COMMENTARY:
• The appointment of two new progressive members to Virginia’s three-member utility regulatory commission marks an important step in the commonwealth’s transition to a clean-energy economy, writes a state delegate. (Roanoke Times)
• Electric vehicles carry plenty of downsides and the passage of a new law incentivizing their use in Virginia carries unforeseen complications, warns a state editorial board. (Fredericksburg Free Lance-Star)

Mason Adams

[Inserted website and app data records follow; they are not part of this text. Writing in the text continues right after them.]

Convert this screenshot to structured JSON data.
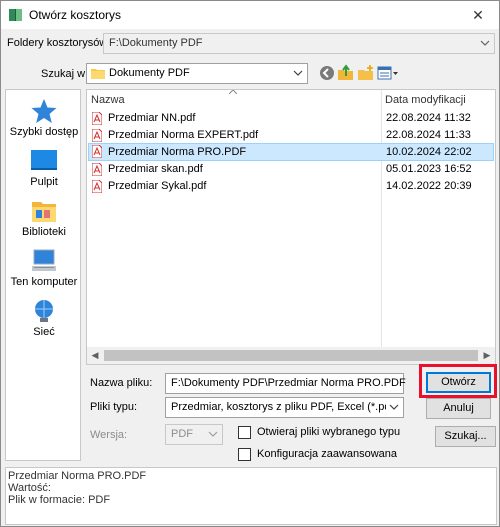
{
  "window": {
    "title": "Otwórz kosztorys",
    "close_glyph": "✕"
  },
  "folders": {
    "label": "Foldery kosztorysów:",
    "value": "F:\\Dokumenty PDF"
  },
  "lookin": {
    "label": "Szukaj w:",
    "value": "Dokumenty PDF"
  },
  "places": [
    {
      "label": "Szybki dostęp",
      "icon": "star-icon"
    },
    {
      "label": "Pulpit",
      "icon": "desktop-icon"
    },
    {
      "label": "Biblioteki",
      "icon": "libraries-icon"
    },
    {
      "label": "Ten komputer",
      "icon": "computer-icon"
    },
    {
      "label": "Sieć",
      "icon": "network-icon"
    }
  ],
  "filelist": {
    "col_name": "Nazwa",
    "col_date": "Data modyfikacji",
    "files": [
      {
        "name": "Przedmiar NN.pdf",
        "date": "22.08.2024 11:32",
        "selected": false
      },
      {
        "name": "Przedmiar Norma EXPERT.pdf",
        "date": "22.08.2024 11:33",
        "selected": false
      },
      {
        "name": "Przedmiar Norma PRO.PDF",
        "date": "10.02.2024 22:02",
        "selected": true
      },
      {
        "name": "Przedmiar skan.pdf",
        "date": "05.01.2023 16:52",
        "selected": false
      },
      {
        "name": "Przedmiar Sykal.pdf",
        "date": "14.02.2022 20:39",
        "selected": false
      }
    ]
  },
  "filename": {
    "label": "Nazwa pliku:",
    "value": "F:\\Dokumenty PDF\\Przedmiar Norma PRO.PDF"
  },
  "filetype": {
    "label": "Pliki typu:",
    "value": "Przedmiar, kosztorys z pliku PDF, Excel (*.pdf;*.xls;*.xls"
  },
  "version": {
    "label": "Wersja:",
    "value": "PDF"
  },
  "options": {
    "open_selected": "Otwieraj pliki wybranego typu",
    "advanced": "Konfiguracja zaawansowana"
  },
  "buttons": {
    "open": "Otwórz",
    "cancel": "Anuluj",
    "search": "Szukaj..."
  },
  "info": {
    "line1": "Przedmiar Norma PRO.PDF",
    "line2": "Wartość:",
    "line3": "Plik w formacie: PDF"
  },
  "colors": {
    "accent": "#0078d7",
    "highlight": "#e8102a",
    "selection": "#cce8ff",
    "pdf_red": "#d32f2f"
  }
}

Mason has worked as a journalist since 2001, covering Appalachian communities and the issues that affect them. He compiles the Southeast Energy News digest. Mason previously worked as a wildlife biologist before moving into journalism by freelancing at Coast Weekly in Monterey, California, before taking an internship in 2001 at High Country News. He wrote for the Enterprise Mountaineer in western North Carolina and the Roanoke Times in western Virginia before going freelance in 2012. His work has appeared in Southerly, Daily Yonder, Mother Jones, Huffington Post, WVPB’s Inside Appalachia and elsewhere. Mason was born and raised in Clifton Forge, Virginia, and now lives with his family and a small herd of goats in Floyd County, Virginia.